I first heard about the opportunity a couple years ago at the San Francisco Writers Conference, where I met Heather Lazare, one of the retreat’s co-founders — she’s an independent editor who’s worked at some baller places in New York, and I’ve been creepily stalking the submission guidelines ever since. The retreat is clearly gaining steam; there were more than five times the number of submissions this year than when it launched in 2016. Finally, once Baby B was weaned and fully into toddlerhood, I gave it a shot: twenty pages. Crossed fingers and toes. Continue reading

Feb 4 2018

PSA: Teachers Are Not in Charge of Choosing Snow Days

PSA: Teachers Are Not in Charge of Choosing Snow Days

Just saw a post on Facebook:

“The kids have a snow day again!!! Seriously?
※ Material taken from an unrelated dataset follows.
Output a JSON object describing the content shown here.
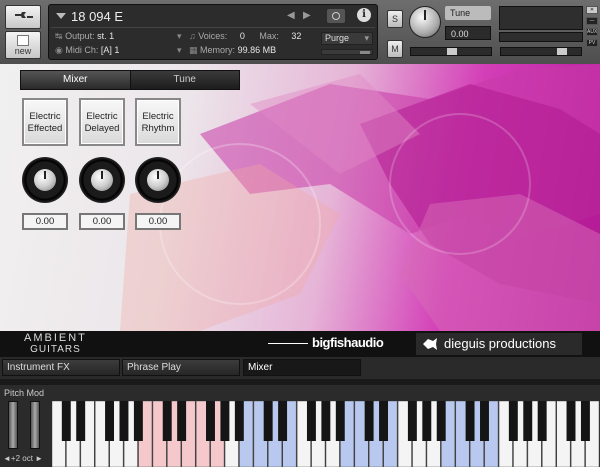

It’s like the teachers don’t even want them there!”

My thumb paused mid-scroll. In the distance, a record player screeched to a halt and all the revelers stopped dancing. Say what?

I think there’s been some confusion.

A post like that is hardly the first of its kind, and maybe this erroneous belief shouldn’t come as a shock. Snow days do sometimes feel shrouded in mystery and enigmatic intrigue — carried over from when we were students, watching the news with crossed fingers and toes, hoping for some surprise sledding (and an extra day to finish our homework). As a kid, spotting your school amongst the rolling list of district names feels like Christmas. Sweet freedom! Goodbye, responsibility! TURN OFF YOUR ALARMS, EVERYONE! Continue reading

Jan 18 2018

Is There Room for Triviality in a World Like This?

Is There Room for Triviality in a World Like This?

I’ve battled an epic case of writer’s block these last several months. It’s not that I don’t have ideas — I do, dozens of them, phrases strung together into haphazard lists on my phone and in the notebooks littering my house. It’s that none of them seem important enough.

Facebook and Instagram and Twitter teem with unspeakable tragedies, news of unrest, and political platitudes. Where social media was once a scrolling stream of family photos and status updates, its purpose now has been emphatically redefined: effect changeIf you’re going to speak, write, wear, or think anything, you’d better be making a statement.

This is such a vital and honorable intention.

Obviously, the method itself has flaws. People — LOTS of them, people you personally know — freely admit to blocking and unfollowing friends who post articles that don’t align with their beliefs or perspectives that make them uncomfortable. This furthers the divide, of course, since now those people are surrounding themselves with carefully curated information that will only serve to bolster their own preexisting viewpoint. Continue reading

Dec 31 2017

The Stuff You Actually Wanted to Know, 2017 Edition

The Stuff You Actually Wanted to Know, 2017 Edition

It’s that time again: the post where I smuggle you behind the scenes of my blog so you can peek at the stuff other people are Googling.

I’m always fascinated by the search terms that bring traffic to this site, and they seem to get more interesting — and more extensive — every year. In 2017, almost every single one had to do with teaching, which sort of baffles me: I’ve only published two posts (maybe three, if you count this one) that are teaching-specific. But this post from last April continues to generate the most visits by far, with somewhere between 500 and 1000 unique views each week.

Usually I share the top 10 searches, but this year I’ll show you the ones I found most captivating. Continue reading